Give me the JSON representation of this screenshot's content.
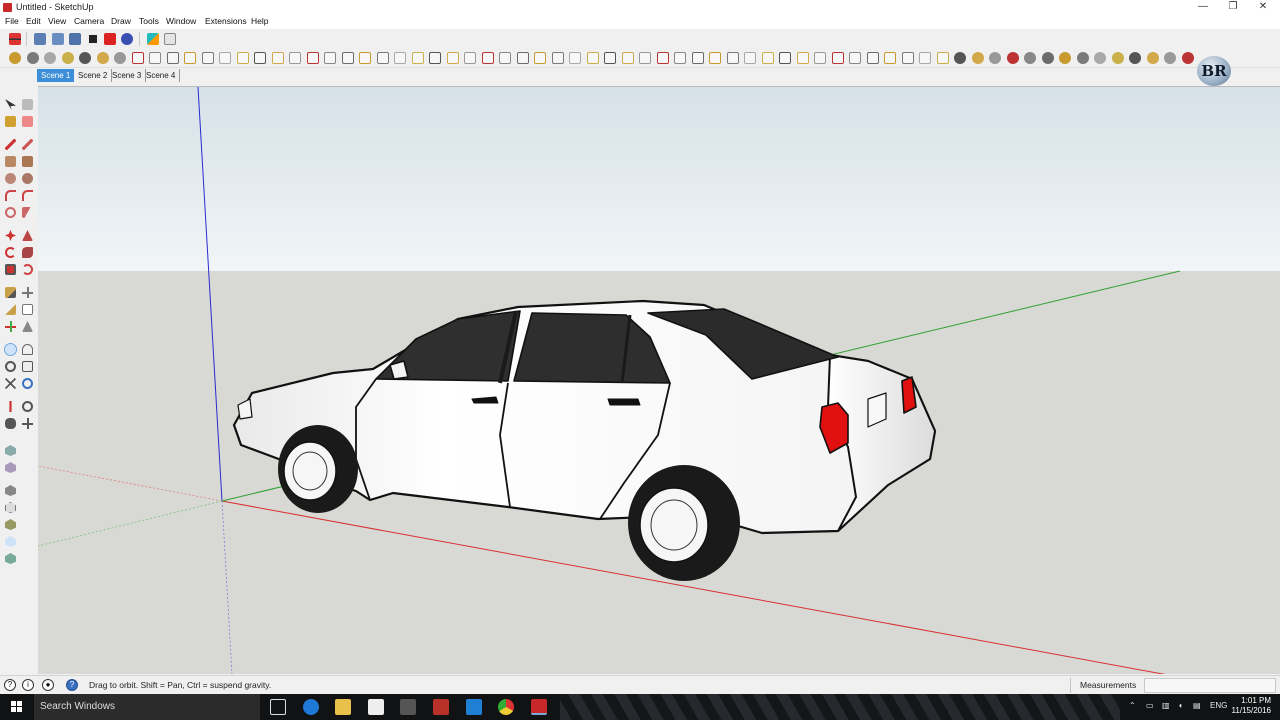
{
  "window": {
    "title": "Untitled - SketchUp",
    "controls": {
      "minimize": "—",
      "maximize": "❐",
      "close": "✕"
    }
  },
  "menubar": [
    "File",
    "Edit",
    "View",
    "Camera",
    "Draw",
    "Tools",
    "Window",
    "Extensions",
    "Help"
  ],
  "scenes": {
    "tabs": [
      "Scene 1",
      "Scene 2",
      "Scene 3",
      "Scene 4"
    ],
    "active": "Scene 1"
  },
  "watermark": {
    "text": "BR"
  },
  "model": {
    "description_icon": "car-model",
    "body_color": "#ffffff",
    "glass_color": "#2f2f2f",
    "taillight_color": "#e01010",
    "tire_color": "#1a1a1a"
  },
  "viewport": {
    "sky_color": "#e6eef2",
    "ground_color": "#d8d8d5",
    "axis_colors": {
      "red": "#d83030",
      "green": "#2fa02f",
      "blue": "#2a2ad0"
    }
  },
  "statusbar": {
    "hint": "Drag to orbit. Shift = Pan, Ctrl = suspend gravity.",
    "measurements_label": "Measurements",
    "measurements_value": ""
  },
  "taskbar": {
    "search_placeholder": "Search Windows",
    "language": "ENG",
    "time": "1:01 PM",
    "date": "11/15/2016",
    "pinned": [
      "task-view-icon",
      "edge-icon",
      "file-explorer-icon",
      "store-icon",
      "media-icon",
      "app-icon",
      "window-icon",
      "chrome-icon",
      "sketchup-icon"
    ]
  }
}
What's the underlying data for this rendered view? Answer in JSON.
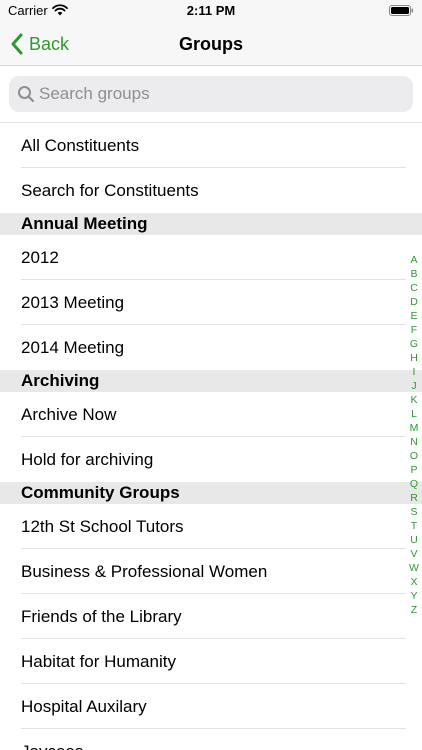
{
  "status_bar": {
    "carrier": "Carrier",
    "time": "2:11 PM"
  },
  "nav": {
    "back_label": "Back",
    "title": "Groups"
  },
  "search": {
    "placeholder": "Search groups",
    "value": ""
  },
  "top_items": [
    {
      "label": "All Constituents"
    },
    {
      "label": "Search for Constituents"
    }
  ],
  "sections": [
    {
      "title": "Annual Meeting",
      "items": [
        {
          "label": "2012"
        },
        {
          "label": "2013 Meeting"
        },
        {
          "label": "2014 Meeting"
        }
      ]
    },
    {
      "title": "Archiving",
      "items": [
        {
          "label": "Archive Now"
        },
        {
          "label": "Hold for archiving"
        }
      ]
    },
    {
      "title": "Community Groups",
      "items": [
        {
          "label": "12th St School Tutors"
        },
        {
          "label": "Business & Professional Women"
        },
        {
          "label": "Friends of the Library"
        },
        {
          "label": "Habitat for Humanity"
        },
        {
          "label": "Hospital Auxilary"
        },
        {
          "label": "Jaycees"
        }
      ]
    }
  ],
  "index_letters": [
    "A",
    "B",
    "C",
    "D",
    "E",
    "F",
    "G",
    "H",
    "I",
    "J",
    "K",
    "L",
    "M",
    "N",
    "O",
    "P",
    "Q",
    "R",
    "S",
    "T",
    "U",
    "V",
    "W",
    "X",
    "Y",
    "Z"
  ],
  "colors": {
    "accent": "#2e9a2e",
    "section_bg": "#e8e8e8",
    "search_bg": "#ececee",
    "bar_bg": "#f7f7f7"
  },
  "icons": {
    "back": "chevron-left-icon",
    "search": "magnifier-icon",
    "wifi": "wifi-icon",
    "battery": "battery-icon"
  }
}
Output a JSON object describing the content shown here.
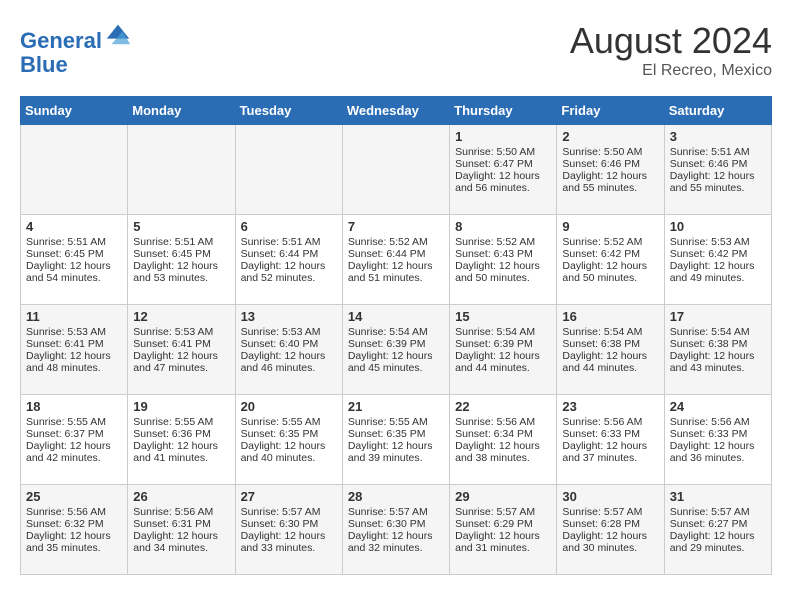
{
  "header": {
    "logo_line1": "General",
    "logo_line2": "Blue",
    "month_year": "August 2024",
    "location": "El Recreo, Mexico"
  },
  "days_of_week": [
    "Sunday",
    "Monday",
    "Tuesday",
    "Wednesday",
    "Thursday",
    "Friday",
    "Saturday"
  ],
  "weeks": [
    [
      {
        "day": "",
        "info": ""
      },
      {
        "day": "",
        "info": ""
      },
      {
        "day": "",
        "info": ""
      },
      {
        "day": "",
        "info": ""
      },
      {
        "day": "1",
        "info": "Sunrise: 5:50 AM\nSunset: 6:47 PM\nDaylight: 12 hours and 56 minutes."
      },
      {
        "day": "2",
        "info": "Sunrise: 5:50 AM\nSunset: 6:46 PM\nDaylight: 12 hours and 55 minutes."
      },
      {
        "day": "3",
        "info": "Sunrise: 5:51 AM\nSunset: 6:46 PM\nDaylight: 12 hours and 55 minutes."
      }
    ],
    [
      {
        "day": "4",
        "info": "Sunrise: 5:51 AM\nSunset: 6:45 PM\nDaylight: 12 hours and 54 minutes."
      },
      {
        "day": "5",
        "info": "Sunrise: 5:51 AM\nSunset: 6:45 PM\nDaylight: 12 hours and 53 minutes."
      },
      {
        "day": "6",
        "info": "Sunrise: 5:51 AM\nSunset: 6:44 PM\nDaylight: 12 hours and 52 minutes."
      },
      {
        "day": "7",
        "info": "Sunrise: 5:52 AM\nSunset: 6:44 PM\nDaylight: 12 hours and 51 minutes."
      },
      {
        "day": "8",
        "info": "Sunrise: 5:52 AM\nSunset: 6:43 PM\nDaylight: 12 hours and 50 minutes."
      },
      {
        "day": "9",
        "info": "Sunrise: 5:52 AM\nSunset: 6:42 PM\nDaylight: 12 hours and 50 minutes."
      },
      {
        "day": "10",
        "info": "Sunrise: 5:53 AM\nSunset: 6:42 PM\nDaylight: 12 hours and 49 minutes."
      }
    ],
    [
      {
        "day": "11",
        "info": "Sunrise: 5:53 AM\nSunset: 6:41 PM\nDaylight: 12 hours and 48 minutes."
      },
      {
        "day": "12",
        "info": "Sunrise: 5:53 AM\nSunset: 6:41 PM\nDaylight: 12 hours and 47 minutes."
      },
      {
        "day": "13",
        "info": "Sunrise: 5:53 AM\nSunset: 6:40 PM\nDaylight: 12 hours and 46 minutes."
      },
      {
        "day": "14",
        "info": "Sunrise: 5:54 AM\nSunset: 6:39 PM\nDaylight: 12 hours and 45 minutes."
      },
      {
        "day": "15",
        "info": "Sunrise: 5:54 AM\nSunset: 6:39 PM\nDaylight: 12 hours and 44 minutes."
      },
      {
        "day": "16",
        "info": "Sunrise: 5:54 AM\nSunset: 6:38 PM\nDaylight: 12 hours and 44 minutes."
      },
      {
        "day": "17",
        "info": "Sunrise: 5:54 AM\nSunset: 6:38 PM\nDaylight: 12 hours and 43 minutes."
      }
    ],
    [
      {
        "day": "18",
        "info": "Sunrise: 5:55 AM\nSunset: 6:37 PM\nDaylight: 12 hours and 42 minutes."
      },
      {
        "day": "19",
        "info": "Sunrise: 5:55 AM\nSunset: 6:36 PM\nDaylight: 12 hours and 41 minutes."
      },
      {
        "day": "20",
        "info": "Sunrise: 5:55 AM\nSunset: 6:35 PM\nDaylight: 12 hours and 40 minutes."
      },
      {
        "day": "21",
        "info": "Sunrise: 5:55 AM\nSunset: 6:35 PM\nDaylight: 12 hours and 39 minutes."
      },
      {
        "day": "22",
        "info": "Sunrise: 5:56 AM\nSunset: 6:34 PM\nDaylight: 12 hours and 38 minutes."
      },
      {
        "day": "23",
        "info": "Sunrise: 5:56 AM\nSunset: 6:33 PM\nDaylight: 12 hours and 37 minutes."
      },
      {
        "day": "24",
        "info": "Sunrise: 5:56 AM\nSunset: 6:33 PM\nDaylight: 12 hours and 36 minutes."
      }
    ],
    [
      {
        "day": "25",
        "info": "Sunrise: 5:56 AM\nSunset: 6:32 PM\nDaylight: 12 hours and 35 minutes."
      },
      {
        "day": "26",
        "info": "Sunrise: 5:56 AM\nSunset: 6:31 PM\nDaylight: 12 hours and 34 minutes."
      },
      {
        "day": "27",
        "info": "Sunrise: 5:57 AM\nSunset: 6:30 PM\nDaylight: 12 hours and 33 minutes."
      },
      {
        "day": "28",
        "info": "Sunrise: 5:57 AM\nSunset: 6:30 PM\nDaylight: 12 hours and 32 minutes."
      },
      {
        "day": "29",
        "info": "Sunrise: 5:57 AM\nSunset: 6:29 PM\nDaylight: 12 hours and 31 minutes."
      },
      {
        "day": "30",
        "info": "Sunrise: 5:57 AM\nSunset: 6:28 PM\nDaylight: 12 hours and 30 minutes."
      },
      {
        "day": "31",
        "info": "Sunrise: 5:57 AM\nSunset: 6:27 PM\nDaylight: 12 hours and 29 minutes."
      }
    ]
  ]
}
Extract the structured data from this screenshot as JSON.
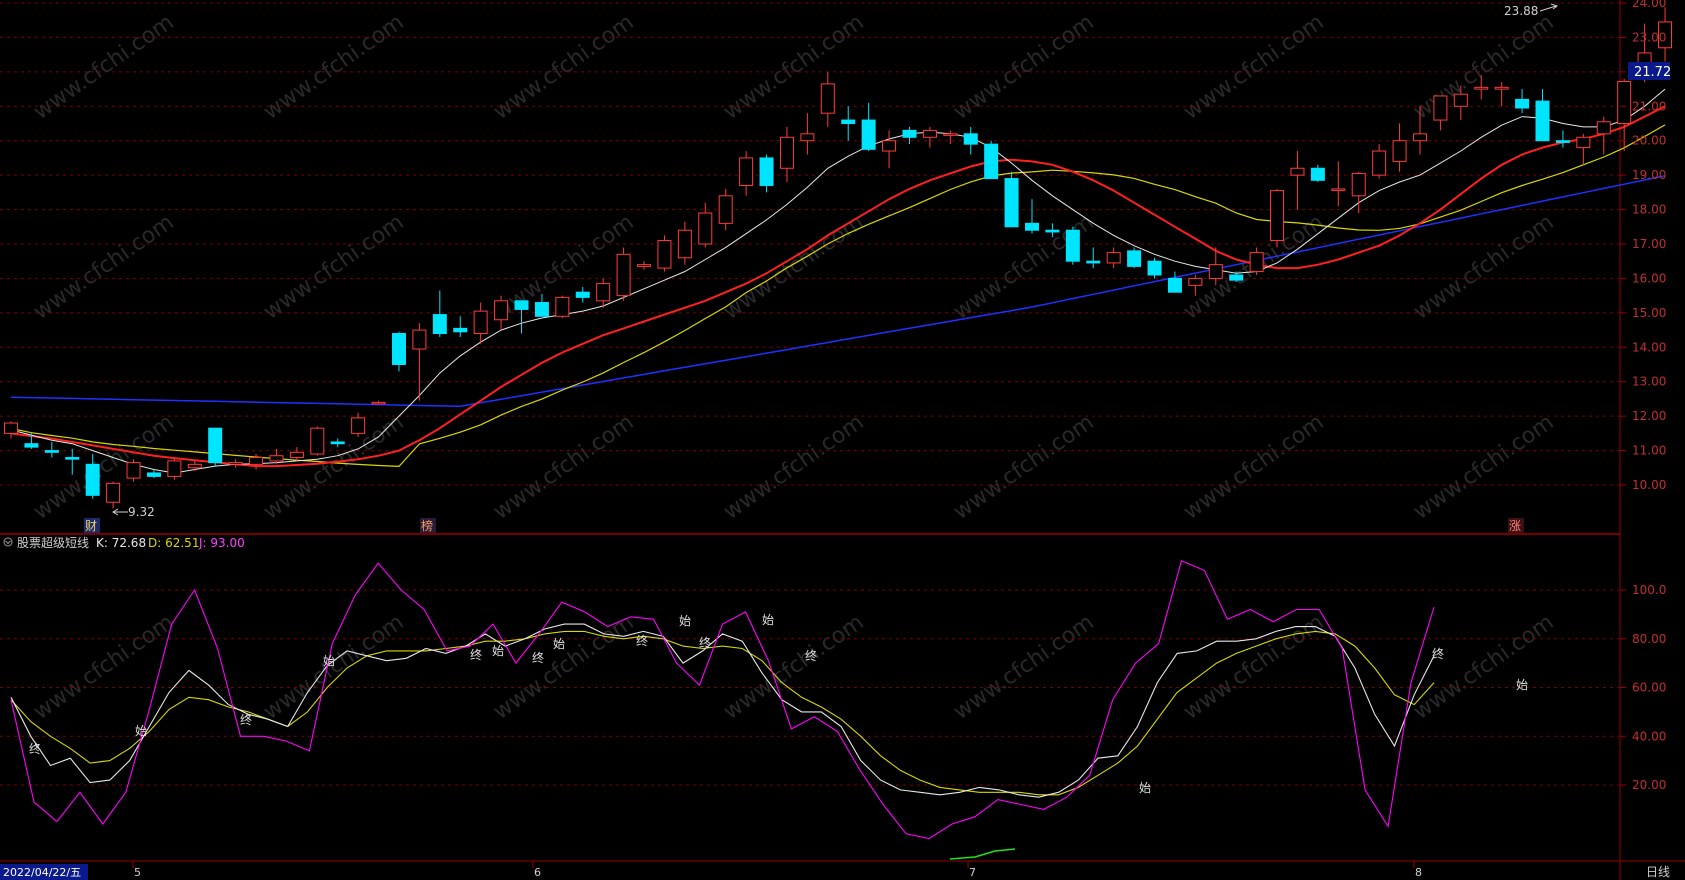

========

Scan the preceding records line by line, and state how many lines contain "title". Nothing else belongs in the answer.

Response for this exercise.
5